# Extracted information
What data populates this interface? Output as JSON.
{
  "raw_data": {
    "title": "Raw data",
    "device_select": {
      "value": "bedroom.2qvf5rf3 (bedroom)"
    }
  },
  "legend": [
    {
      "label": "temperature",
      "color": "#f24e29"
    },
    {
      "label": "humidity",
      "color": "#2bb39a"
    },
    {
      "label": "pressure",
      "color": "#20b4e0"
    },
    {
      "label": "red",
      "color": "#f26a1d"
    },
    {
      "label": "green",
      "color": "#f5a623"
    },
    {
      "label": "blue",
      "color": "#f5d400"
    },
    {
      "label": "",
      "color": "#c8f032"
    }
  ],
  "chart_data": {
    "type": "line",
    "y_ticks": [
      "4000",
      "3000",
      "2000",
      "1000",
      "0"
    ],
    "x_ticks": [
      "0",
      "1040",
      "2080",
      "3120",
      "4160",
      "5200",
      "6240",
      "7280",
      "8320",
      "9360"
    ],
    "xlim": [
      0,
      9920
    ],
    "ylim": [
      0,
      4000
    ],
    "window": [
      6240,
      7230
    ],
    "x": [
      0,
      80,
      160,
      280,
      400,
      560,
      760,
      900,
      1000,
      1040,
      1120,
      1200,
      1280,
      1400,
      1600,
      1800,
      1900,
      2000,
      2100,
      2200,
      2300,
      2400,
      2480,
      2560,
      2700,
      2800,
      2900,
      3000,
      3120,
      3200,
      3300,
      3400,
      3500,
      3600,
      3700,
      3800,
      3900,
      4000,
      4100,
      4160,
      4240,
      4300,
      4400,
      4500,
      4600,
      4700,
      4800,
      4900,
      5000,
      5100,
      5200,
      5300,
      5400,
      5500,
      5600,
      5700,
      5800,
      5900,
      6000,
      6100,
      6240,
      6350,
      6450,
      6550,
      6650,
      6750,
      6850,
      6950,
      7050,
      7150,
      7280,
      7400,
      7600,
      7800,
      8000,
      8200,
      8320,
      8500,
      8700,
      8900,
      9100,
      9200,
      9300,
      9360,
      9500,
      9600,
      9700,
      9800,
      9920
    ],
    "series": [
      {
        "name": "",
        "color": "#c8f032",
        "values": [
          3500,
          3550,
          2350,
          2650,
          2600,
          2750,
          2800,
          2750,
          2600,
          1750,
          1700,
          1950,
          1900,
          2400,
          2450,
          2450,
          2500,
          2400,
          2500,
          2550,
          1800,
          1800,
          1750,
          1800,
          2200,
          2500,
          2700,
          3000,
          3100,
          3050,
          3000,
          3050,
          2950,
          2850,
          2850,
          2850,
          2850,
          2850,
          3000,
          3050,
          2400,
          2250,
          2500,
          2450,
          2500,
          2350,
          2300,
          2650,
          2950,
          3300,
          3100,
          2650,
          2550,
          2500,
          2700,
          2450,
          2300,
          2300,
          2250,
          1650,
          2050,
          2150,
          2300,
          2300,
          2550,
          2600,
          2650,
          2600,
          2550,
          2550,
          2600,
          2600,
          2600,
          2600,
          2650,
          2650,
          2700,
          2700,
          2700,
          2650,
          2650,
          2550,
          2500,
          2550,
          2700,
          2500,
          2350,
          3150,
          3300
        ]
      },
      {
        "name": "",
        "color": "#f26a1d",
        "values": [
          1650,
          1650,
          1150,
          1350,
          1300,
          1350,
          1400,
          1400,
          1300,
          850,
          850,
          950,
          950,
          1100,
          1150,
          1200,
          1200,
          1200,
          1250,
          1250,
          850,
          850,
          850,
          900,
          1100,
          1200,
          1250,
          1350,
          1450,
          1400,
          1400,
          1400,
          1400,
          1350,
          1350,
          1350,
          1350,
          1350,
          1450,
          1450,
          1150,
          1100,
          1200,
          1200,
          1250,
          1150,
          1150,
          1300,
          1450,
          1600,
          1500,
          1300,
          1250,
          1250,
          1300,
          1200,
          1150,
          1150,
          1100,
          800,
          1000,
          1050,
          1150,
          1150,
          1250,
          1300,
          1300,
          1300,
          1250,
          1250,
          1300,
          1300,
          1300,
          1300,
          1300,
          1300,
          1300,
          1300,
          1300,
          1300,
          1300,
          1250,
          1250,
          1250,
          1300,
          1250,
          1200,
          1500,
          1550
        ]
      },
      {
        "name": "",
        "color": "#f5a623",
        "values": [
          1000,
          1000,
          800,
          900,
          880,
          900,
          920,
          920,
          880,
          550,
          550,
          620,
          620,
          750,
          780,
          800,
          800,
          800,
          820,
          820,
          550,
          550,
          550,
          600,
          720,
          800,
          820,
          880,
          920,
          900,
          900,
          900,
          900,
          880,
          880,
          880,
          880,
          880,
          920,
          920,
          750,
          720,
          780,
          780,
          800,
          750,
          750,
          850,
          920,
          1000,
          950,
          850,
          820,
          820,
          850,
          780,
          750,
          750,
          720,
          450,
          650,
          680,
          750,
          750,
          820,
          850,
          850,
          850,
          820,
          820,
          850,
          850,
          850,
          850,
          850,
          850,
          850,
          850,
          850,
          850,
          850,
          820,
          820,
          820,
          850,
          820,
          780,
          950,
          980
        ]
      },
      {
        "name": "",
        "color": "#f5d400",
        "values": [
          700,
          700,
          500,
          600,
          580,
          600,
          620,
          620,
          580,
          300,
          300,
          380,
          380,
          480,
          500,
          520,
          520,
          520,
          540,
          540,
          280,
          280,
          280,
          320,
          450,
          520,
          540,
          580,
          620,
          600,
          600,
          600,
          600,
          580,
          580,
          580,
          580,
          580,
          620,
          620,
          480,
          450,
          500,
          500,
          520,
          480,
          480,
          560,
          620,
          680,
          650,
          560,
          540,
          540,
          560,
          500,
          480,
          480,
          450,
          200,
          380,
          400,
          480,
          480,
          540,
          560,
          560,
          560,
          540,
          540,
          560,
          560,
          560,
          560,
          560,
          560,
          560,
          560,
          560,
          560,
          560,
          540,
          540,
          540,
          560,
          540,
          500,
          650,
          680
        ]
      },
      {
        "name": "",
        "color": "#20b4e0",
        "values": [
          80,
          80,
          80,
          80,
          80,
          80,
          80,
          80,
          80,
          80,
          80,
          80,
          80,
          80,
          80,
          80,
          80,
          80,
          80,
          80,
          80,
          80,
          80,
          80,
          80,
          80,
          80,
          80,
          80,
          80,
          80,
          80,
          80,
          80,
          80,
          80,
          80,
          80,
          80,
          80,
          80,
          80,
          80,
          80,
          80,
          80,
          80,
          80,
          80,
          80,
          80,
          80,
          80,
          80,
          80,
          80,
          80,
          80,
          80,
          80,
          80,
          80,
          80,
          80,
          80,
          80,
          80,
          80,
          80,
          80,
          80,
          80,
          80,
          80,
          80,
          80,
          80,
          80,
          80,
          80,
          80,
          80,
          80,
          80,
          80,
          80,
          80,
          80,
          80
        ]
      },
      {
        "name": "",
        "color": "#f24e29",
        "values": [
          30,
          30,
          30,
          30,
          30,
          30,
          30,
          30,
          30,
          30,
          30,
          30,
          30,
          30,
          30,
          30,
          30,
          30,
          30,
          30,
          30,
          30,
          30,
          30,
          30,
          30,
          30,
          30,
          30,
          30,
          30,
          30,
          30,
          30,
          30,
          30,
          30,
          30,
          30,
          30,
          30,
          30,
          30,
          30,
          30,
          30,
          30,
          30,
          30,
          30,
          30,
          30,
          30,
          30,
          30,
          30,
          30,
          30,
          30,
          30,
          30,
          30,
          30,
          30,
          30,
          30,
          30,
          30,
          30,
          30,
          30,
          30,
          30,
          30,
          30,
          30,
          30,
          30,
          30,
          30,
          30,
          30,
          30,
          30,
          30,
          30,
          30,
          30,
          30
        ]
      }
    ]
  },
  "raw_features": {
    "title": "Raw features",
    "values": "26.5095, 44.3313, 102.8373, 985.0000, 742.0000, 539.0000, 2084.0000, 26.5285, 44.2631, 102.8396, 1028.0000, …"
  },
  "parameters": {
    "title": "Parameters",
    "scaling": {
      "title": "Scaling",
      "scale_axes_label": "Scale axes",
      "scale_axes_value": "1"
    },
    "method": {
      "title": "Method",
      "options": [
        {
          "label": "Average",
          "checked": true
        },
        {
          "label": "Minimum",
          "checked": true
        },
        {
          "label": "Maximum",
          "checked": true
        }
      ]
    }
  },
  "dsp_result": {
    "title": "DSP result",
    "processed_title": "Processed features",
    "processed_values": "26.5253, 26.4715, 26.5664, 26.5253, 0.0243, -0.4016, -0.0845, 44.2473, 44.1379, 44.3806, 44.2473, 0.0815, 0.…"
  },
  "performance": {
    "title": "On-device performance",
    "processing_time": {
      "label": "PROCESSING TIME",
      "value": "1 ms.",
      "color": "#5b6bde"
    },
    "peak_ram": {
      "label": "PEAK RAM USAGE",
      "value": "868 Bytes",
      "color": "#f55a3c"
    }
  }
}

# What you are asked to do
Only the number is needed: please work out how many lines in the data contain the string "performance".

# Reply
2